Blue Cross - Intervention Claim
At the hearing, the employee=s attorney indicated that Blue Cross had paid some medical expense bills to the Duluth Clinic, in the amount of $1,567.50, adding that Athose would be bills just for the last year.@ When Blue Cross filed its motion to intervene, the total claim was for $3,873.40, including pharmacy and medical bills, together with interest, extending back to 1991. The compensation judge granted the motion to intervene and ordered each of the insurers to pay part of the charges, with Lumbermen=s to reimburse Blue Cross for medical expenses paid to providers in 1991 and American to pay for the costs of care provided in the latter part of the 1990s. On appeal, Lumbermen=s contends that the judge=s award against it improperly includes costs for medical care provided for the employee=s left shoulder, for which it is not responsible, and further includes some bills for which Lumbermen=s has already reimbursed Blue Cross.

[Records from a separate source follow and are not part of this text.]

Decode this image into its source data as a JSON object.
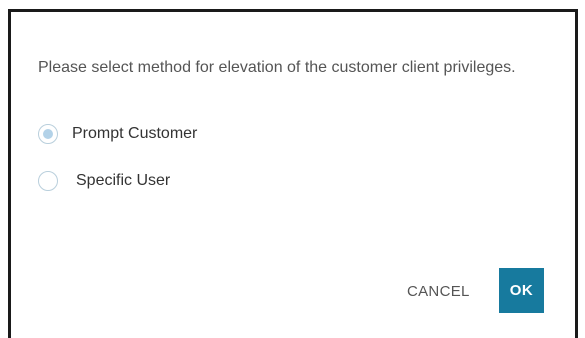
{
  "dialog": {
    "message": "Please select method for elevation of the customer client privileges.",
    "options": [
      {
        "label": "Prompt Customer",
        "selected": true
      },
      {
        "label": "Specific User",
        "selected": false
      }
    ],
    "cancel_label": "CANCEL",
    "ok_label": "OK"
  },
  "colors": {
    "ok_button_bg": "#177a9e",
    "radio_selected": "#b3d2e8",
    "radio_border": "#b9cfdc",
    "message_text": "#555555"
  }
}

We see no evidence that either insurer responded to Blue Cross=s motion to intervene. However, according to the compensation judge=s decision, the record in the matter was closed on December 30, 1998, the day after the intervention motion was filed. Moreover, Lumbermen=s never admitted liability for any left shoulder condition, and the compensation judge made no finding of liability, on Lumbermen=s part, for a left shoulder injury of any kind. Finally, it is not the intent of the statute to allow an intervenor to recoup double payment. Therefore, while Lumbermen=s should have responded to the intervention motion in a timely fashion, we vacate the judge=s award to the intervenor and remand the matter for further proceedings to establish what payments by Lumbermen=s to Blue Cross are properly due.

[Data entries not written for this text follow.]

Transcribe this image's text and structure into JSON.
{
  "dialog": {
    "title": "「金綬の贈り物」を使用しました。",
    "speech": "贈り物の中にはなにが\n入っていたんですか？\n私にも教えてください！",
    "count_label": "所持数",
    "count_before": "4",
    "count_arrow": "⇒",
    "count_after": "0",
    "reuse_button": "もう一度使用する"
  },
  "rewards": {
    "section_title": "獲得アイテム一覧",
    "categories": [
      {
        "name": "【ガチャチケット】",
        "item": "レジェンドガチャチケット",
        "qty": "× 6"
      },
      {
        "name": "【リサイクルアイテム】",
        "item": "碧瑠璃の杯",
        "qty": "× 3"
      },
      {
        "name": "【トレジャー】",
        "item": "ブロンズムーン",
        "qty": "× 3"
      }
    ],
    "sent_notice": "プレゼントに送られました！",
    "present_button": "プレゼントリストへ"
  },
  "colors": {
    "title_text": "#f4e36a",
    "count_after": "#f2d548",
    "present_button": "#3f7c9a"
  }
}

The compensation judge awarded the employee Ahis reasonable costs and disbursements,@ 50% of which were to be paid by each insurer. On appeal, Lumbermen=s argues that the judge erred by imposing 50% liability for costs on Lumbermen=s when the employee did not prevail against Lumbermen=s on any issue. We vacate the judge=s 50/50 allocation of liability. The employee had not yet filed a petition for costs by the time of the compensation judge=s award. Given the lack of any information as to what costs were at issue, it was, at the very least, premature for the judge to determine how liability for those costs should be allocated. The judge should reconsider the issue when the employee files his petition. See also Bauer v. Imperial Custom Molding, slip op. (W.C.C.A. Aug. 4, 1998); Hodgin v. Ford Motor Co., 341 N.W.2d 567, 36 W.C.D. 423 (Minn. 1983); Minn. Stat. ' 176.511, subd. 2.
 These injuries were disputed at the hearing before the compensation judge but are undisputed on appeal.
 Evidently referring to Weber v. City of Inver Grove Heights, 461 N.W.2d 918, 43 W.C.D. 471 (Minn. 1990). Weber suggests that compensation judges should assign unscheduled permanent impairments to the closest rating category in the permanency schedules. See also Minn. Stat. ' 176.105, subd. 1(c).
 Minn. R. 5223.0450, subp. 3A(1), provides for a 6% rating for a rotator cuff tear, a condition diagnosed by Dr. Person relative to the employee=s right shoulder, but Dr. Person did not cite this rule when discussing the employee=s right shoulder. More importantly, Dr. Yellin indicated that the employee did not have any rotator cuff tear on the right as none was found during surgery, and the compensation judge=s description of the nature of the employee=s condition does not include a rotator cuff tear. Therefore, we must assume that the compensation judge was not persuaded that the employee had a rotator cuff tear. Given Dr. Yellin=s report, substantial evidence supports the compensation judge=s apparent conclusion in this regard.